Well, sort of.
Simply put, the Internet - in its current form - has run out of spaces. Every device - whether it's a phone, laptop, computer, whatever - has a unique IP address. It's a string of numbers, punctuated by dots, that allow you to connect the Internet.
Back when the Internet was created in 1983, Vint Cerf, one of the designers, came up with a protocol known as IPv4 which meant that a total of 6.3 BILLION addresses could be put on the Internet.
After all, it was 1983 and the likelihood they'd need that many was in the realms of science-fiction.
Sure enough, 32 years later and we've hit peak Internet. Many websites, however, have switched over to IPv6, which will mean that the Internet can continue to grow.
How many addresses can be put on IPv6? 340,000,000,000,000,000,000,000,000,000,000,000,000. That's 340 trillion, trillion, trillion.
So, y'know, no need to worry for a good while longer.
Just last week, the American Registry of Internet Numbers officially declined a request for an IP address in IPv4.
ARIN, which has responsibility for doling out IP addresses under the old system, have been planning for this day for several years and have activated their 'end times protocol', meaning that all addresses from here on out must use the IPv6.
It's all a little technical and the truth is, none of it is likely to affect the average Internet user.
You can still browse as usual with no interruption whatsoever.

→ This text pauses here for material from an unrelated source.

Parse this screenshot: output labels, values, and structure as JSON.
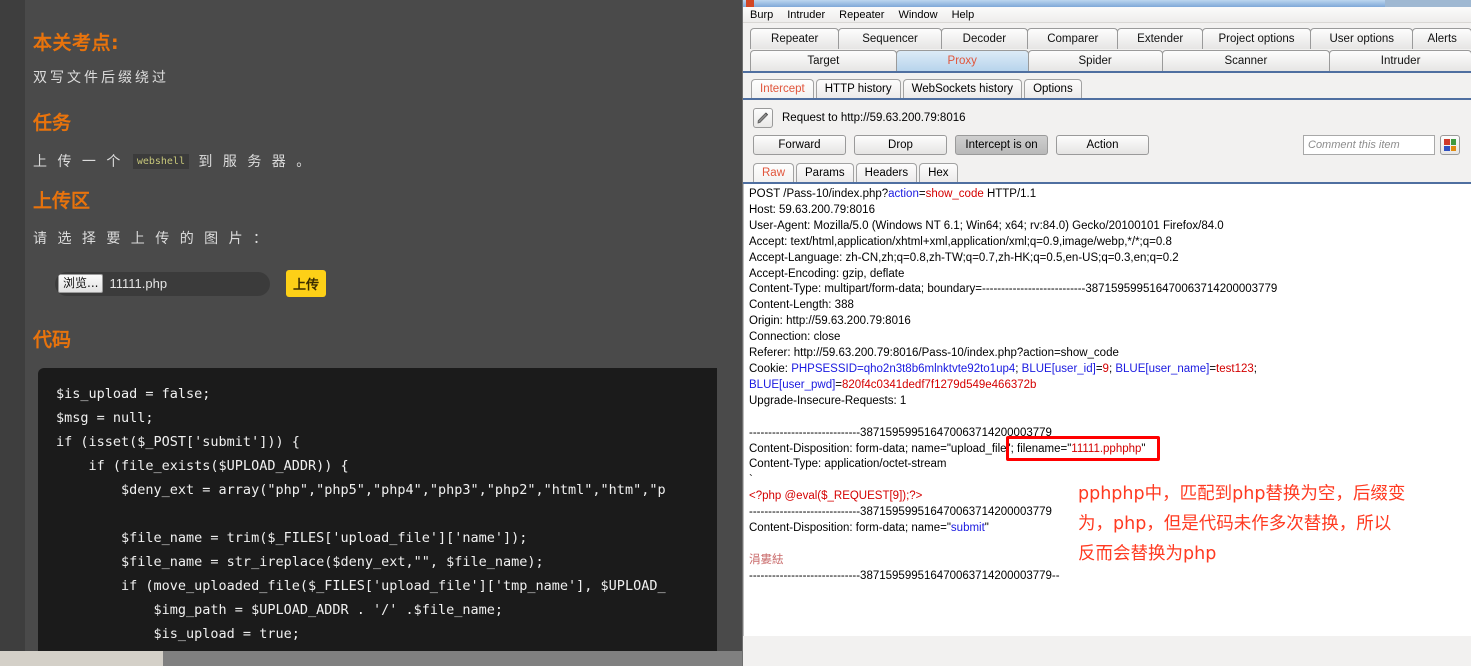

It does, however, tell us just how far the Internet has come and how it's completely surpassed any possible expectation of what it could be originally.
We're going to lie down and think about that amount of numbers.